A 19-year-old sang during a craniotomy so doctors could understand how a tumor affected her musical talent.
Nineteen-year-old Kira Iaconetti has a passion for music and performing that has given her joy her whole life. According to People, she taught herself her musical talent and loved to take part in plays and musicals. However, about four years ago, she began to experience a strange reaction any time she sang or listened to music. During these short two-minute episodes, Iaconetti became totally unable to sing or process the words she was hearing. Aside from being unusually tired, she didn’t have any other symptoms and thus wasn’t too worried about the strange episodes.
“It was like a light switch turned off in my brain,” Iaconetti said. “Suddenly, I was tone deaf, I couldn’t process the words in time with the music and I couldn’t sing. Forcing myself to sing after one of these glitches was extremely difficult. I would become incoherent, slurring and stuttering my words.”
Her episodes began to increase in frequency and so she was sent to Seattle Children’s Hospital where she learned she suffered from a type of epilepsy induced by music. Her seizures were caused by a tumor pressed up against her auditory cortex. Because of her love of music and singing, this was a particularly heartbreaking diagnosis for Iaconetti.
Dr. Jason Hauptman, a neurologist at Seattle Children’s Hospital, thought of one way he might be able to remove the tumor while preserving the 19-year-old’s ability to sing. He decided to perform an awake craniotomy, a procedure in which he would wake Iaconetti up from anestheia mid-surgery and have her sing while he operated. This would allow him to see how the areas of her brain reacted to the music.
“Our focus was not only on taking care of the tumor, but making her life better. We wanted to preserve the things she cares about, like her passion for pursuing a career in musical theater,” he said.
The surgery went well and Iaconetti was awake and playing guitar in her hospital bed just one day after her operation. Doctors say she will likely never require another surgery and will be able to live her life as she chooses. The singer is especially grateful for the doctors who went to such great lengths to ensure she’d be able to continue doing what she loved.

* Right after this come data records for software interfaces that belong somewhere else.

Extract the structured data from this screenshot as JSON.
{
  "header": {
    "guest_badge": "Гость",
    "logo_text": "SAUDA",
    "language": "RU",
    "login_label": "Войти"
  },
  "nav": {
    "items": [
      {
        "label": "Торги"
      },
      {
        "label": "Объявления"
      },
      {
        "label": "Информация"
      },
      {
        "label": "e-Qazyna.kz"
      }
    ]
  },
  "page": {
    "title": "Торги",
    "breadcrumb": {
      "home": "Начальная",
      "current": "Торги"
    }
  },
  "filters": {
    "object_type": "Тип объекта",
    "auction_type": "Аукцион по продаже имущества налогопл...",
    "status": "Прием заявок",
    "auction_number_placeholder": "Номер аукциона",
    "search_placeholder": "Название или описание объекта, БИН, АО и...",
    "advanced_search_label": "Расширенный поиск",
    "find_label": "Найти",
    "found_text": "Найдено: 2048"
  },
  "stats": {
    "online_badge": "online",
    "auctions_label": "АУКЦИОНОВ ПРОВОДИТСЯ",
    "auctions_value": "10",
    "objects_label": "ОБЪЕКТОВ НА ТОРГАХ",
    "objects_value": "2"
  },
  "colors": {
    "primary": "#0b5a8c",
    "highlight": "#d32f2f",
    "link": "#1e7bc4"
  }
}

“My biggest fear before the surgery was that the seizures would get in the way of performing,” she said. “Now, I want to get back to the stage, to performing as soon as I can.”
Source: Read Full Article